"Whether or not the results of Ashwell and colleagues bring any direct benefits to nonlinear optical applications," Bredas adds, "it is clear that they are most exciting from a conceptual standpoint."

The unexpected properties of the new dyes not only make them potentially useful for optical signaling, but also stand accepted thinking in the field of optical communication on its head, says Bredas.

The finding points to the possibility of other mechanisms at work in the frequency-doubling process, suggesting that there may be alternative approaches to the control of laser light for signaling purposes.

Ashwell says that he finds these results more interesting than useful at the moment, though he agrees that the new dyes may have future applications in optical switching or laser modulation.

"Nonlinear optical phenomena are at the heart of modern communications systems in which optical signals need to be transmitted, processed, and stored," Bredas says.

Almost any research review or lecture dealing with nonlinear optical effects, he adds, "starts by emphasizing the overall noncentrosymmetry required for such processes to take place in any significant way."

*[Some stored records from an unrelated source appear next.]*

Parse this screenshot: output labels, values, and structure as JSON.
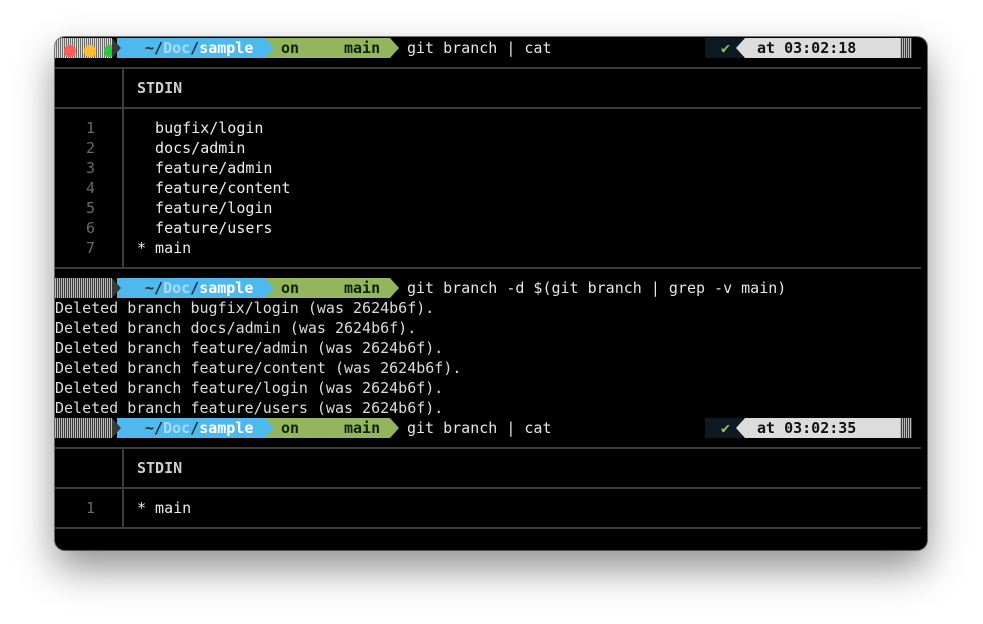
{
  "prompt1": {
    "path_prefix": "~/",
    "path_dir": "Doc",
    "path_sep": "/",
    "path_name": "sample",
    "git_on": "on",
    "branch": "main",
    "command": "git branch | cat",
    "check": "✔",
    "time": "at 03:02:18"
  },
  "table1": {
    "header": "STDIN",
    "lines": [
      {
        "num": "1",
        "text": "  bugfix/login"
      },
      {
        "num": "2",
        "text": "  docs/admin"
      },
      {
        "num": "3",
        "text": "  feature/admin"
      },
      {
        "num": "4",
        "text": "  feature/content"
      },
      {
        "num": "5",
        "text": "  feature/login"
      },
      {
        "num": "6",
        "text": "  feature/users"
      },
      {
        "num": "7",
        "text": "* main"
      }
    ]
  },
  "prompt2": {
    "path_prefix": "~/",
    "path_dir": "Doc",
    "path_sep": "/",
    "path_name": "sample",
    "git_on": "on",
    "branch": "main",
    "command": "git branch -d $(git branch | grep -v main)"
  },
  "output": [
    "Deleted branch bugfix/login (was 2624b6f).",
    "Deleted branch docs/admin (was 2624b6f).",
    "Deleted branch feature/admin (was 2624b6f).",
    "Deleted branch feature/content (was 2624b6f).",
    "Deleted branch feature/login (was 2624b6f).",
    "Deleted branch feature/users (was 2624b6f)."
  ],
  "prompt3": {
    "path_prefix": "~/",
    "path_dir": "Doc",
    "path_sep": "/",
    "path_name": "sample",
    "git_on": "on",
    "branch": "main",
    "command": "git branch | cat",
    "check": "✔",
    "time": "at 03:02:35"
  },
  "table2": {
    "header": "STDIN",
    "lines": [
      {
        "num": "1",
        "text": "* main"
      }
    ]
  },
  "colors": {
    "path_bg": "#4fb8ed",
    "git_bg": "#92b55d",
    "close": "#ff5f57",
    "minimize": "#febc2e",
    "zoom": "#28c840",
    "check": "#8cc265"
  }
}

In view of such molecular symmetry requirements, says Bredas, the approach of Ashwell and his colleagues "does indeed seem heretical."

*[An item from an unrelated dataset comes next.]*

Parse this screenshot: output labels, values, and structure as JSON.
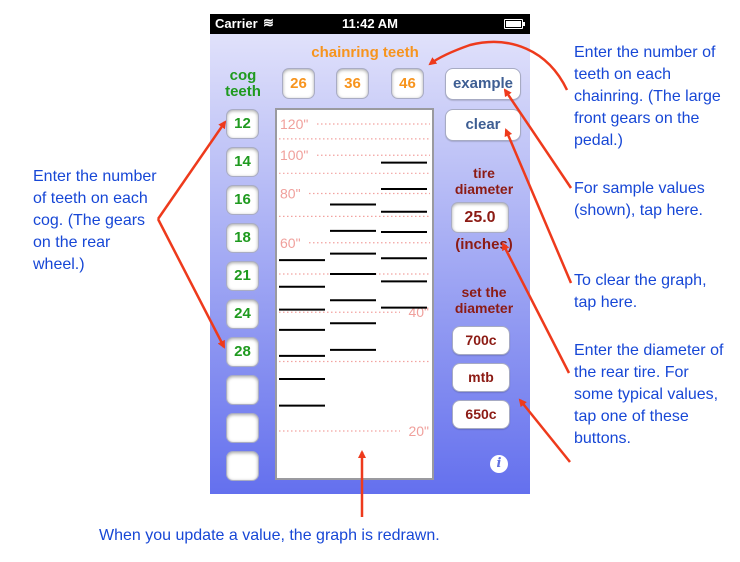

Moreover, Ashwell's team tested the nonlinear optical effect with a very thin film of the dye, called a Langmuir-Blodgett monolayer, yet nevertheless obtained one of the strongest frequency-doubling signals ever reported.

Consequently, "the new results," Bredas observes, "open up an entirely new line of thinking in this technologically important field."
COPYRIGHT 1995 Science Service, Inc.
No portion of this article can be reproduced without the express written permission from the copyright holder.
Copyright 1995, Gale Group. All rights reserved. Gale Group is a Thomson Corporation Company.

Article Details
Printer friendly Cite/link Email Feedback
Title Annotation:laser light
Author:Lipkin, Richard
Publication:Science News
Date:Jun 3, 1995
Words:506
Previous Article:A dose of DNA to fight influenza virus.
Next Article:The library that isn't there; digital libraries transform books, photos, and videos into bits and bytes.
Topics:


Related Articles
Laser cooling: putting atoms on ice.
Singling out molecules in solution.
Polymer shifts light in two directions.
Boosted light: laser action in white paint.
Guiding light: beaming up an artificial star as an astronomical beacon.
New dye adds depth to data storage.
Laser Dazzle.
Fiber laser-based frequency comb for frequency metrology in the infrared developed by NIST.
Lighthearted transistor: electronic workhorse moonlights as laser.

Terms of use | Privacy policy | Copyright © 2019 Farlex, Inc. | Feedback | For webmasters